#### Component data from apps and pages
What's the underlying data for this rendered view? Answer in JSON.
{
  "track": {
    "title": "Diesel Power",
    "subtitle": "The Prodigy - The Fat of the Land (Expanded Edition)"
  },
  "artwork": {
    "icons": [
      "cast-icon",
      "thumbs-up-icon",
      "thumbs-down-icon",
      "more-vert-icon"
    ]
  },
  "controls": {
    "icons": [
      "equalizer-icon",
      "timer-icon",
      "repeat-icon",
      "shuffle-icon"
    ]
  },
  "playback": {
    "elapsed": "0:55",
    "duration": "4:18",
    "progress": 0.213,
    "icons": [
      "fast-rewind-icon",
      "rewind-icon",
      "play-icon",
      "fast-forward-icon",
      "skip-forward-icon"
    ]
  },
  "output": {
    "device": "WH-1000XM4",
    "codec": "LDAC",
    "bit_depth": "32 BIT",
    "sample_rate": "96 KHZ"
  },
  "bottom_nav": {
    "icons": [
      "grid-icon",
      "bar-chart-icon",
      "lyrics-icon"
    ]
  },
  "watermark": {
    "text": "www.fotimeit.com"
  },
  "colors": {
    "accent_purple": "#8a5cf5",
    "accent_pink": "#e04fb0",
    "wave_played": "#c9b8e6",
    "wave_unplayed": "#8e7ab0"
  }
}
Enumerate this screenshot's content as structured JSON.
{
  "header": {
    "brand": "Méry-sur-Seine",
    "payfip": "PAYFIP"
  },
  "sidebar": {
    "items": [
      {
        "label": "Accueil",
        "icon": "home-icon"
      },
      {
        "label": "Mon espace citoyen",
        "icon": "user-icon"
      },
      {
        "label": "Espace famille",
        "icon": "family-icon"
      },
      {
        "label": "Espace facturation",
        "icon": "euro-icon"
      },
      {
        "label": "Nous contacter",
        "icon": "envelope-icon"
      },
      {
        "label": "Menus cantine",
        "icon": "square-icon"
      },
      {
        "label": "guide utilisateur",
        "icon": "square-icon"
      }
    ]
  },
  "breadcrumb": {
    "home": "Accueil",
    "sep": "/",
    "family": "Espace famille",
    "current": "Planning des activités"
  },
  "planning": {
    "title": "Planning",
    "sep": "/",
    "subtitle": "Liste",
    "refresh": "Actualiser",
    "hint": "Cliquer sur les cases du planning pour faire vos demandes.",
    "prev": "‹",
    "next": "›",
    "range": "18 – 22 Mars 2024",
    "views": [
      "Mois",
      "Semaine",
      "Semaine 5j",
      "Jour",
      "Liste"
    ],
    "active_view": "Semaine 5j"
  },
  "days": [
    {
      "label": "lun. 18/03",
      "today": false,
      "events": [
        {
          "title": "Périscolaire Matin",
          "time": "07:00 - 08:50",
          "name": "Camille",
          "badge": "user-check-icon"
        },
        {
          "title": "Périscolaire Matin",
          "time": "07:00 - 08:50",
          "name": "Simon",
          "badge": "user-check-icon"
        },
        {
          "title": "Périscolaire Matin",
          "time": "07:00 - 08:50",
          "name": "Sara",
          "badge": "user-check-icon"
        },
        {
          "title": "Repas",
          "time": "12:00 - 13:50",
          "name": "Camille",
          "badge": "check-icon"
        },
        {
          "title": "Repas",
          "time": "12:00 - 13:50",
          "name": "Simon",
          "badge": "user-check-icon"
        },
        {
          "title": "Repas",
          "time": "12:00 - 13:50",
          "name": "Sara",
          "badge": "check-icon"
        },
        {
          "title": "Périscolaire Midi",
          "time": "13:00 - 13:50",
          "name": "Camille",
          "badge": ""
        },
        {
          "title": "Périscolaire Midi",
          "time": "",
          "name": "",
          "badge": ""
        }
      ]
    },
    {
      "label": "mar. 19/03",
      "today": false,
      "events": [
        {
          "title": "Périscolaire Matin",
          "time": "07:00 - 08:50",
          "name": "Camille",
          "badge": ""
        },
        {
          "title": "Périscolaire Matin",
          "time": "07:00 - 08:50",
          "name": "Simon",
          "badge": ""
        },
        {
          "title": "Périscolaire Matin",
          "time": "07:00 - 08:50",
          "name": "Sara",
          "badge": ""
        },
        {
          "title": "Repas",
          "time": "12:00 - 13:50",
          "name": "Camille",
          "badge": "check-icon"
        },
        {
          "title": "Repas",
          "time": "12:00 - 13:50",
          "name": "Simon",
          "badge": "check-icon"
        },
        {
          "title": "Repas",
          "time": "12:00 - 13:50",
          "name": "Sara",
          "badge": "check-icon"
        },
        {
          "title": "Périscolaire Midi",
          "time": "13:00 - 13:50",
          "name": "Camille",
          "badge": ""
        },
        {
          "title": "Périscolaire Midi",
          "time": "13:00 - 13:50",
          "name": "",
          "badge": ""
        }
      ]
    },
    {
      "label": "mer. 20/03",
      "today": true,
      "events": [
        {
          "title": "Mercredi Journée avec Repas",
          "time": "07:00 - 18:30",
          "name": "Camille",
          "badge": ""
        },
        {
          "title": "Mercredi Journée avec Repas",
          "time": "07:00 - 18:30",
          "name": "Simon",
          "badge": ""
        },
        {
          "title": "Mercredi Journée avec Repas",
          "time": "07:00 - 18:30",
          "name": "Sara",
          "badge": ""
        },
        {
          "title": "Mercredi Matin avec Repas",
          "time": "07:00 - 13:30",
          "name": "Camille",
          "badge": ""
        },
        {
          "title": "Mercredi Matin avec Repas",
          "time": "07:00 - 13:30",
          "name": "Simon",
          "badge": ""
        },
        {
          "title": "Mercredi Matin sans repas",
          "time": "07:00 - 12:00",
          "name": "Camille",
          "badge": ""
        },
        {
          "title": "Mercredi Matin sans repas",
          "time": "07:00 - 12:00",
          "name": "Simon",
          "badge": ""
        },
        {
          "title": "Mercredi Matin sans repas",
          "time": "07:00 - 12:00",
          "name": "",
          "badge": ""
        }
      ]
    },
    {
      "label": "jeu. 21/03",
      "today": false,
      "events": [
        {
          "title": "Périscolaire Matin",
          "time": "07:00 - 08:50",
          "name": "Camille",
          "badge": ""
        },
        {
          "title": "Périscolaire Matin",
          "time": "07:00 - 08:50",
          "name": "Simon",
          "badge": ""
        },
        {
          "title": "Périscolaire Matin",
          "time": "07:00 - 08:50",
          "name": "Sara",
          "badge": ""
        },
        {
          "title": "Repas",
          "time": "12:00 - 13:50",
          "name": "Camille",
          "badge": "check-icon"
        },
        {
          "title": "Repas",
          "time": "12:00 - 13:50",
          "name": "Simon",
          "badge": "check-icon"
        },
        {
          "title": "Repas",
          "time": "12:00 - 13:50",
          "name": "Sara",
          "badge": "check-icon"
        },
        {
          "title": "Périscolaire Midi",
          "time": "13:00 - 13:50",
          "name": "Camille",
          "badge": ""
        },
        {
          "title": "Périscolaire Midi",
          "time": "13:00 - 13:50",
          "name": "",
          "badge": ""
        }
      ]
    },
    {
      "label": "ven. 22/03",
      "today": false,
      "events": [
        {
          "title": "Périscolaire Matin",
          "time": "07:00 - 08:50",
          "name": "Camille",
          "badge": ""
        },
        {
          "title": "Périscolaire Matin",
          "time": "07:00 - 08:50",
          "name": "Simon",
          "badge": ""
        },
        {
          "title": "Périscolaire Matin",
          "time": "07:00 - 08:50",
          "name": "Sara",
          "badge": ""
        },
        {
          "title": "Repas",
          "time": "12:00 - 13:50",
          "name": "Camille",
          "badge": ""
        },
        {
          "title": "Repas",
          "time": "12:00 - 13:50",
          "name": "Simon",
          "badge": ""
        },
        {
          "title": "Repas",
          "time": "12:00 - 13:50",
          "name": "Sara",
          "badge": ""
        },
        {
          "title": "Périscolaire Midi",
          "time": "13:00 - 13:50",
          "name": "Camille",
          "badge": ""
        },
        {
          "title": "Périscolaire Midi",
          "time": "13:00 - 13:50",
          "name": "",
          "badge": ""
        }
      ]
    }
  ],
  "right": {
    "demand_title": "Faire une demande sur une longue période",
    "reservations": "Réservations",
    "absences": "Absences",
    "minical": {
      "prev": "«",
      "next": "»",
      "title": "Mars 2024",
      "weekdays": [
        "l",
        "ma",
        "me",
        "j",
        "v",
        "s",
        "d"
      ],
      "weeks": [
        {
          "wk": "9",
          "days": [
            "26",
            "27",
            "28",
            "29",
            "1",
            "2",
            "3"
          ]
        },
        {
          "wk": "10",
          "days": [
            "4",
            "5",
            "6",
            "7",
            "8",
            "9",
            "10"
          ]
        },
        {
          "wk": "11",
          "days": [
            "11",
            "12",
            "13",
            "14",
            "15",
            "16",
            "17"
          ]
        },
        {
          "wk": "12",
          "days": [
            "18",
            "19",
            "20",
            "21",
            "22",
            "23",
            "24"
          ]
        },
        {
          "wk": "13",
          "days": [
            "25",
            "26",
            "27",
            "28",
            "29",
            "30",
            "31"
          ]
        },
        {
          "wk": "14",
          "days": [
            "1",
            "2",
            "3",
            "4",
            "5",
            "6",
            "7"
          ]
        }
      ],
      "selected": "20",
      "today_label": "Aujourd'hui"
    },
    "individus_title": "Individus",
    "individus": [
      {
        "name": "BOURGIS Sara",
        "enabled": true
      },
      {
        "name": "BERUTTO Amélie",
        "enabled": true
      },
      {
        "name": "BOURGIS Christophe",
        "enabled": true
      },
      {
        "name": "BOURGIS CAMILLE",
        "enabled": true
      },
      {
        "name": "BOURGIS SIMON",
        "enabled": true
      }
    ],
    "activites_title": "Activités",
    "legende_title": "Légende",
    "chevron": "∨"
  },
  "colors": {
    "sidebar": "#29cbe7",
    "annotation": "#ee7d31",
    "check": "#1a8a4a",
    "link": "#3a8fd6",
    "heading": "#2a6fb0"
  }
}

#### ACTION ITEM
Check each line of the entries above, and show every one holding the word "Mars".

#### RESPONSE BELOW
    "range": "18 – 22 Mars 2024",
      "title": "Mars 2024",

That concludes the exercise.